8-11-2011By Melina Milazzo
Pennoyer Fellow, Law and Security Program
Upon the early release of Charles Graner, the so-called American “ringleader” of the Abu Ghraib detainee abuse scandal, Iraqis are reportedly outraged. Graner, one of a handful of U.S. soldiers convicted for sexually humiliating Iraqis and taking photos of the sadistic acts while a guard at the U.S. prison, was released this past Sunday for good behavior after serving six-and-a-half years of his 10 year sentence.
Of the soldiers charged in the scandal, Graner served the longest sentence.
For Iraqis, Graner’s lax sentencing and early release symbolizes an American style of injustice that delivers little to no accountability for the wanton abuse and violence against Iraqis at the hands of U.S. troops, contractors, and other American personnel. And, they have a point.
While Graner’s criminal involvement with the Abu Ghraib scandal should not be minimized, the truth is that Graner and the other low-level soldiers held accountable were simply the underlings to a broader, systematic U.S. policy of abuse and official cruelty. Indeed, the Senate Armed Services Committee found:
“The abuse of detainees in U.S. custody cannot simply be attributed to the actions of ‘a few bad apples’ acting on their own. The fact is that senior officials in the United States government solicited information on how to use aggressive techniques, redefined the law to create the appearance of their legality, and authorized their use against detainees.”
Yet to date, no commander or senior official has been held responsible for the widespread abuses that have occurred at Abu Ghraib, Guantanamo Bay, or at any of the CIA secret prisons.
Sadly, the Abu Ghraib investigation and subsequent prosecution of a few low-ranking soldiers represent the U.S. government’s most extensive and greatest effort of accountability for the widespread abuse of detainees in U.S. custody.
The U.S.’s inadequate oversight and inability to hold Blackwater and other contractors accountable for serious crimes has also alienated the Iraqi and other local populations. The most high-profile of these incidents involving Blackwater private security contractors accused of killing 17 innocent civilians and wounding dozens more at a crowded intersection in Nisoor Square, Iraq inflamed the Iraqi population and badly strained U.S. Iraqi relations. While the criminal case against those American contractors has recently been reinstated, the gross mishandling by U.S. officials investigating and building the case has contributed to the Iraqi sentiment that Americans do not take accountability seriously when it comes to crimes against Iraqis.
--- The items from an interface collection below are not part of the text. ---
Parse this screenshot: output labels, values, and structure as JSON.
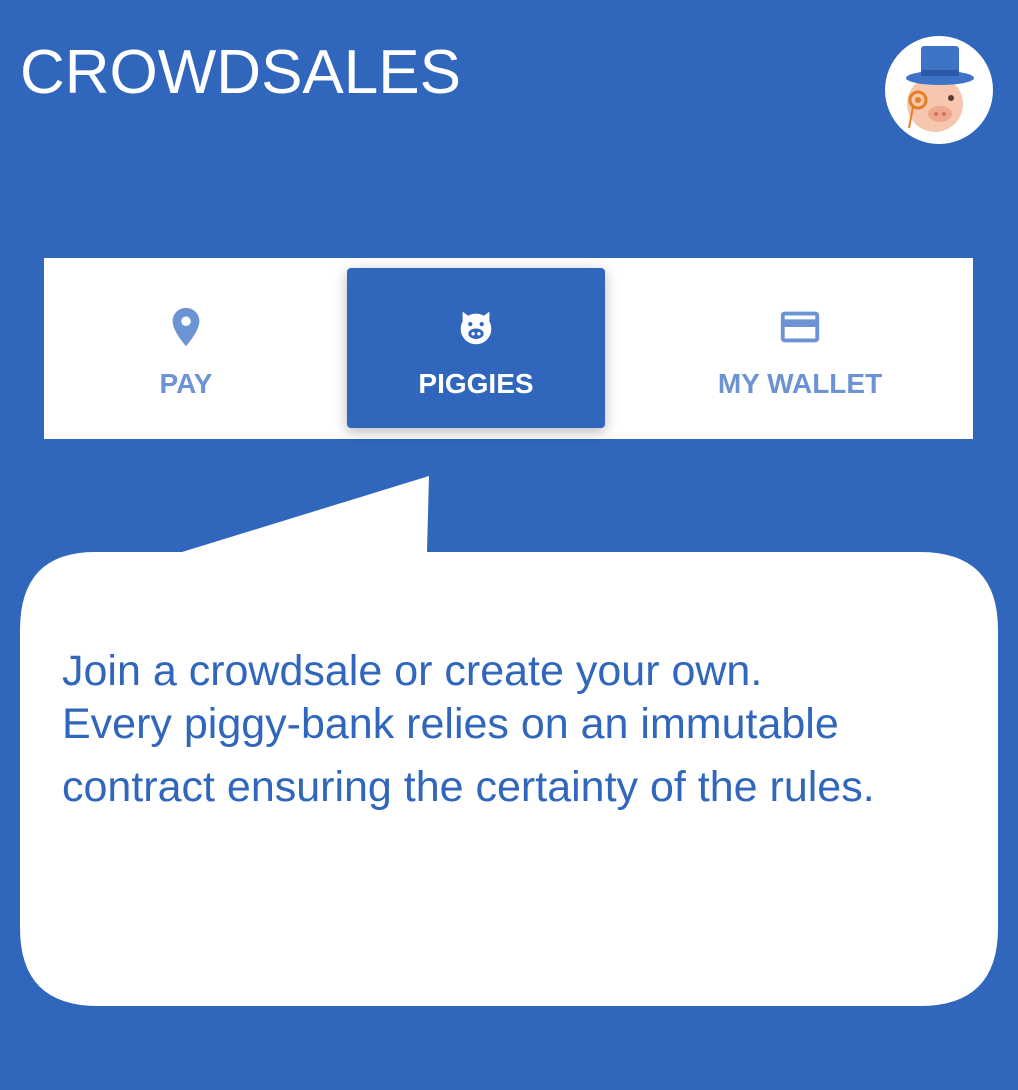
{
  "header": {
    "title": "CROWDSALES",
    "avatar_icon": "top-hat-pig-mascot-icon"
  },
  "tabs": [
    {
      "label": "PAY",
      "icon": "location-pin-icon",
      "selected": false
    },
    {
      "label": "PIGGIES",
      "icon": "pig-face-icon",
      "selected": true
    },
    {
      "label": "MY WALLET",
      "icon": "credit-card-icon",
      "selected": false
    }
  ],
  "callout": {
    "lines": [
      "Join a crowdsale or create your own.",
      "Every piggy-bank relies on an immutable",
      "contract ensuring the certainty of the rules."
    ]
  },
  "colors": {
    "background": "#3066BC",
    "tab_inactive": "#6C93D4",
    "surface": "#FFFFFF",
    "mascot_hat": "#3F73C6",
    "mascot_skin": "#F6C7AE",
    "monocle": "#E67E22"
  }
}
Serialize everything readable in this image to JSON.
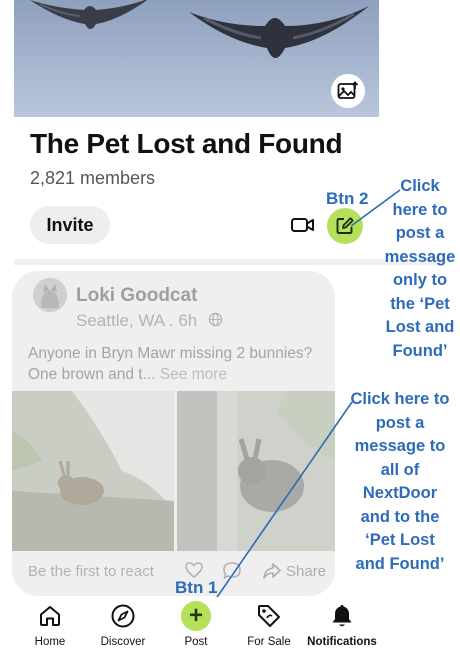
{
  "group": {
    "title": "The Pet Lost and Found",
    "members": "2,821 members",
    "invite_label": "Invite"
  },
  "post": {
    "author": "Loki Goodcat",
    "location": "Seattle, WA . 6h",
    "text": "Anyone in Bryn Mawr missing 2 bunnies? One brown and t...",
    "see_more": "See more",
    "reaction_prompt": "Be the first to react",
    "share_label": "Share"
  },
  "annotations": {
    "btn2_label": "Btn 2",
    "btn2_note": [
      "Click",
      "here to",
      "post a",
      "message",
      "only to",
      "the ‘Pet",
      "Lost and",
      "Found’"
    ],
    "btn1_label": "Btn 1",
    "btn1_note": [
      "Click here to",
      "post a",
      "message to",
      "all of",
      "NextDoor",
      "and to the",
      "‘Pet Lost",
      "and Found’"
    ]
  },
  "nav": {
    "items": [
      {
        "label": "Home",
        "icon": "home-icon"
      },
      {
        "label": "Discover",
        "icon": "compass-icon"
      },
      {
        "label": "Post",
        "icon": "plus-icon"
      },
      {
        "label": "For Sale",
        "icon": "price-tag-icon"
      },
      {
        "label": "Notifications",
        "icon": "bell-icon"
      }
    ]
  },
  "colors": {
    "accent_green": "#b7e05a",
    "annotation_blue": "#2e6bb8"
  }
}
While Abu Ghraib and Nisoor Square represent two of the more egregious examples of American abuse against Iraqis, there have been scores of reports over the last decade. But there has been almost no accountability. So it should come as no surprise that a perception of an American culture of impunity persists among Iraqis.
Until the United States is willing to squarely and comprehensively deal with its past policies of abuse and official cruelty, we will continue to alienate local populations, undermine our U.S. military and counterterrorism efforts, and diminish our moral leadership. And no American should be satisfied with this.